[WHAT THIS TASK INVOLVES]:
Within the listing below, tally the lines where the word "truck" appears, and answer with nothing but the tally.

[EXTRACTED MATERIAL]:
——————

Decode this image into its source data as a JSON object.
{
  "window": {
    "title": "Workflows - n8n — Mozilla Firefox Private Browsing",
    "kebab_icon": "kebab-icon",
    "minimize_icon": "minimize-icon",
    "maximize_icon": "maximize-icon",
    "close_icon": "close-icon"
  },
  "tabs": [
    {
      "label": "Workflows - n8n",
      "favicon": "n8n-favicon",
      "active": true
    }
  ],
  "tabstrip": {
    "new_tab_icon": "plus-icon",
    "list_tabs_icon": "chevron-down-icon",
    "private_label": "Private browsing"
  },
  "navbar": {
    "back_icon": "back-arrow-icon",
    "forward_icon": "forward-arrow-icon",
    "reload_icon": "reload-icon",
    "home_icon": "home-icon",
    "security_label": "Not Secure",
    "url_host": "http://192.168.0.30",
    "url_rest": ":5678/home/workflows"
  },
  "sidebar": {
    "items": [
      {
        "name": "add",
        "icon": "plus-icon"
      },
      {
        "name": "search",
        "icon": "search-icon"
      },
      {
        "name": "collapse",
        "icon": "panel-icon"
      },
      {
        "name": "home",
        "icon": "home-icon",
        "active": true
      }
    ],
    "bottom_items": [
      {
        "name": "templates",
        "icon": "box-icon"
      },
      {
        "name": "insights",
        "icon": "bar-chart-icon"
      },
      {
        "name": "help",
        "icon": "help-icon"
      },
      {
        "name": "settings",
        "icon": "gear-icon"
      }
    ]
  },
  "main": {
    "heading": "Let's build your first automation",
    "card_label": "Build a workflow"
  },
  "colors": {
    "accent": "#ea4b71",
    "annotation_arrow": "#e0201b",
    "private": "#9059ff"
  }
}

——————

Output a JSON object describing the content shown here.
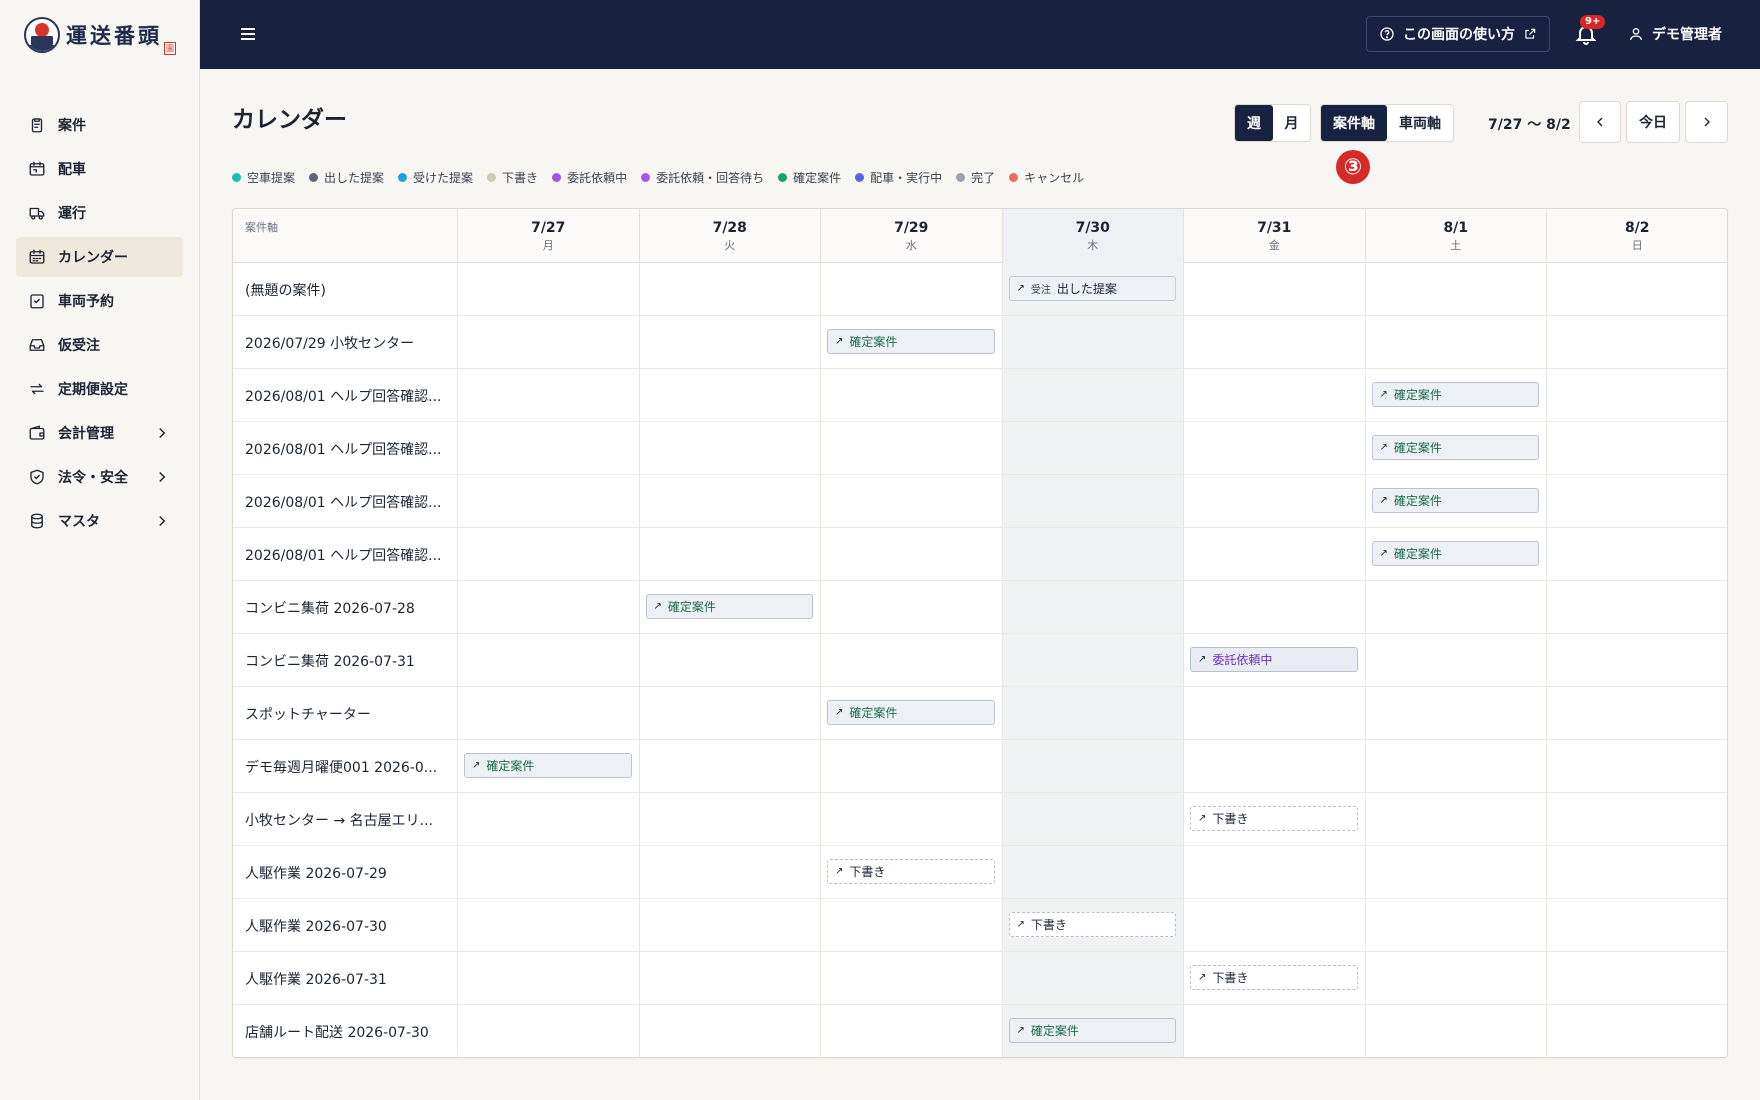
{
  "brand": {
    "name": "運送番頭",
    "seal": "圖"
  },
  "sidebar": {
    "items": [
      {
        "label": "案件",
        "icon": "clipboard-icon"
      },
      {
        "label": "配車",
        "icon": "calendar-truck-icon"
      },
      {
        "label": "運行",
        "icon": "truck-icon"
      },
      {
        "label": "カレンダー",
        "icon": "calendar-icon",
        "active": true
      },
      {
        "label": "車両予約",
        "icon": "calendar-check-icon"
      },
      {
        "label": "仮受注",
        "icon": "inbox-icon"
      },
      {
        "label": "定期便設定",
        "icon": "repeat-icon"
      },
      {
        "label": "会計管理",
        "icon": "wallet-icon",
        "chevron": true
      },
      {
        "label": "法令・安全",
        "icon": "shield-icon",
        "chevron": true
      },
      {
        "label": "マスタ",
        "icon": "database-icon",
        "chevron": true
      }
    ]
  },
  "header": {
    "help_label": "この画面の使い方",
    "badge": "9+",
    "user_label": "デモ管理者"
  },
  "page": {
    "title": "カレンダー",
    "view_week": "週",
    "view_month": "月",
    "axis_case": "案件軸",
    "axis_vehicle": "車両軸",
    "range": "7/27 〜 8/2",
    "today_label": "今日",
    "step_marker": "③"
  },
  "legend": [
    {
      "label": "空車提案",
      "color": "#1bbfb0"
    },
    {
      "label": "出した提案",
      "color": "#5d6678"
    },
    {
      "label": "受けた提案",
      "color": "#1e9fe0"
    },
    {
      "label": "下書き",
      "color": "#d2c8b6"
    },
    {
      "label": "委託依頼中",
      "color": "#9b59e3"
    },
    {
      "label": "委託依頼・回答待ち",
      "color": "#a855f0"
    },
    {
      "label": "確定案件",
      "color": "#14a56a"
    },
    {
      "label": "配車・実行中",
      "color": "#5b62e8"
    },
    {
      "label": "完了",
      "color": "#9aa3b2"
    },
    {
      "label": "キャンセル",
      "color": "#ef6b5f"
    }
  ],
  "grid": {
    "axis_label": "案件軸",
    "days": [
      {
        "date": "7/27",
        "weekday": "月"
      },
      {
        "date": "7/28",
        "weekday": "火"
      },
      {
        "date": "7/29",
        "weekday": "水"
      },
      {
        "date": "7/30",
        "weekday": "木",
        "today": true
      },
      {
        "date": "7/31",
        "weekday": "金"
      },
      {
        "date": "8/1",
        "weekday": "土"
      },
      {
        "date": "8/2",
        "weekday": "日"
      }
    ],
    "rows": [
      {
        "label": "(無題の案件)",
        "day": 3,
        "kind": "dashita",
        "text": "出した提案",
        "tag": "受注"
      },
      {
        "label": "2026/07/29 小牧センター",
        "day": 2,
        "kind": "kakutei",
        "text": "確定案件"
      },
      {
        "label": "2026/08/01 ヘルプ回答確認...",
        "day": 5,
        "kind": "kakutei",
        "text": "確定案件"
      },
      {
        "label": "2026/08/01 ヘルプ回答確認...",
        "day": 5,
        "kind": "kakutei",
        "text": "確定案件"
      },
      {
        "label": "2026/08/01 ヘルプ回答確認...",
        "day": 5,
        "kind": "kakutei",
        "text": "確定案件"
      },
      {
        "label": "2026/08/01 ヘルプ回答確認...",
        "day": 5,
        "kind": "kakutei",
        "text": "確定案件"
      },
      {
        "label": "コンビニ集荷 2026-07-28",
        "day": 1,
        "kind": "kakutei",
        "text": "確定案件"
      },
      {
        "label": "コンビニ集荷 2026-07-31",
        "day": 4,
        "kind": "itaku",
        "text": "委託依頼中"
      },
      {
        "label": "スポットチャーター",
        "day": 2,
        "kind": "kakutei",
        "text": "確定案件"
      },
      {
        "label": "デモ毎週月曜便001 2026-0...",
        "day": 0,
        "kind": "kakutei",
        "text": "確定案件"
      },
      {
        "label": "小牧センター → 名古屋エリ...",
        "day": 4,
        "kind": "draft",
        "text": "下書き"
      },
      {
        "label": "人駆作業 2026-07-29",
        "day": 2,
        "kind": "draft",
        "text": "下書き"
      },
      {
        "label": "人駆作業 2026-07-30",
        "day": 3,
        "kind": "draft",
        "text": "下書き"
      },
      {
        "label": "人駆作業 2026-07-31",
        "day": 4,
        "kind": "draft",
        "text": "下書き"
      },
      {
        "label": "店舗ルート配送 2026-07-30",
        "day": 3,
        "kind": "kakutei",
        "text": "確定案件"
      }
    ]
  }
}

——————

[EXERCISE OUTPUT]:
2